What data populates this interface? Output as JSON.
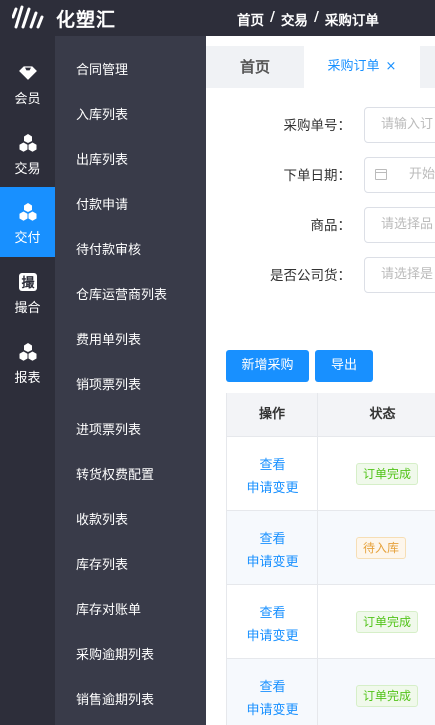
{
  "header": {
    "brand": "化塑汇",
    "breadcrumb": [
      "首页",
      "交易",
      "采购订单"
    ],
    "separator": "/"
  },
  "rail": [
    {
      "label": "会员",
      "icon": "diamond-icon",
      "active": false
    },
    {
      "label": "交易",
      "icon": "cubes-icon",
      "active": false
    },
    {
      "label": "交付",
      "icon": "cubes-icon",
      "active": true
    },
    {
      "label": "撮合",
      "icon": "match-icon",
      "active": false
    },
    {
      "label": "报表",
      "icon": "cubes-icon",
      "active": false
    }
  ],
  "submenu": [
    "合同管理",
    "入库列表",
    "出库列表",
    "付款申请",
    "待付款审核",
    "仓库运营商列表",
    "费用单列表",
    "销项票列表",
    "进项票列表",
    "转货权费配置",
    "收款列表",
    "库存列表",
    "库存对账单",
    "采购逾期列表",
    "销售逾期列表"
  ],
  "tabs": {
    "home": "首页",
    "active": "采购订单",
    "close": "×"
  },
  "form": {
    "order_no": {
      "label": "采购单号：",
      "placeholder": "请输入订"
    },
    "order_date": {
      "label": "下单日期：",
      "placeholder": "开始"
    },
    "product": {
      "label": "商品：",
      "placeholder": "请选择品"
    },
    "company_goods": {
      "label": "是否公司货：",
      "placeholder": "请选择是"
    }
  },
  "actions": {
    "add": "新增采购",
    "export": "导出"
  },
  "table": {
    "headers": [
      "操作",
      "状态"
    ],
    "rows": [
      {
        "view": "查看",
        "change": "申请变更",
        "status": "订单完成",
        "status_color": "green"
      },
      {
        "view": "查看",
        "change": "申请变更",
        "status": "待入库",
        "status_color": "orange"
      },
      {
        "view": "查看",
        "change": "申请变更",
        "status": "订单完成",
        "status_color": "green"
      },
      {
        "view": "查看",
        "change": "申请变更",
        "status": "订单完成",
        "status_color": "green"
      }
    ]
  },
  "colors": {
    "accent": "#1890ff",
    "header_bg": "#2d2e3a",
    "submenu_bg": "#393b49",
    "success": "#52c41a",
    "warning": "#e6a23c"
  }
}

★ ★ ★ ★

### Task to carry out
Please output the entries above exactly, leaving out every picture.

### Written solution
What data populates this interface? Output as JSON.
{
  "header": {
    "brand": "化塑汇",
    "breadcrumb": [
      "首页",
      "交易",
      "采购订单"
    ],
    "separator": "/"
  },
  "rail": [
    {
      "label": "会员",
      "icon": "diamond-icon",
      "active": false
    },
    {
      "label": "交易",
      "icon": "cubes-icon",
      "active": false
    },
    {
      "label": "交付",
      "icon": "cubes-icon",
      "active": true
    },
    {
      "label": "撮合",
      "icon": "match-icon",
      "active": false
    },
    {
      "label": "报表",
      "icon": "cubes-icon",
      "active": false
    }
  ],
  "submenu": [
    "合同管理",
    "入库列表",
    "出库列表",
    "付款申请",
    "待付款审核",
    "仓库运营商列表",
    "费用单列表",
    "销项票列表",
    "进项票列表",
    "转货权费配置",
    "收款列表",
    "库存列表",
    "库存对账单",
    "采购逾期列表",
    "销售逾期列表"
  ],
  "tabs": {
    "home": "首页",
    "active": "采购订单",
    "close": "×"
  },
  "form": {
    "order_no": {
      "label": "采购单号：",
      "placeholder": "请输入订"
    },
    "order_date": {
      "label": "下单日期：",
      "placeholder": "开始"
    },
    "product": {
      "label": "商品：",
      "placeholder": "请选择品"
    },
    "company_goods": {
      "label": "是否公司货：",
      "placeholder": "请选择是"
    }
  },
  "actions": {
    "add": "新增采购",
    "export": "导出"
  },
  "table": {
    "headers": [
      "操作",
      "状态"
    ],
    "rows": [
      {
        "view": "查看",
        "change": "申请变更",
        "status": "订单完成",
        "status_color": "green"
      },
      {
        "view": "查看",
        "change": "申请变更",
        "status": "待入库",
        "status_color": "orange"
      },
      {
        "view": "查看",
        "change": "申请变更",
        "status": "订单完成",
        "status_color": "green"
      },
      {
        "view": "查看",
        "change": "申请变更",
        "status": "订单完成",
        "status_color": "green"
      }
    ]
  },
  "colors": {
    "accent": "#1890ff",
    "header_bg": "#2d2e3a",
    "submenu_bg": "#393b49",
    "success": "#52c41a",
    "warning": "#e6a23c"
  }
}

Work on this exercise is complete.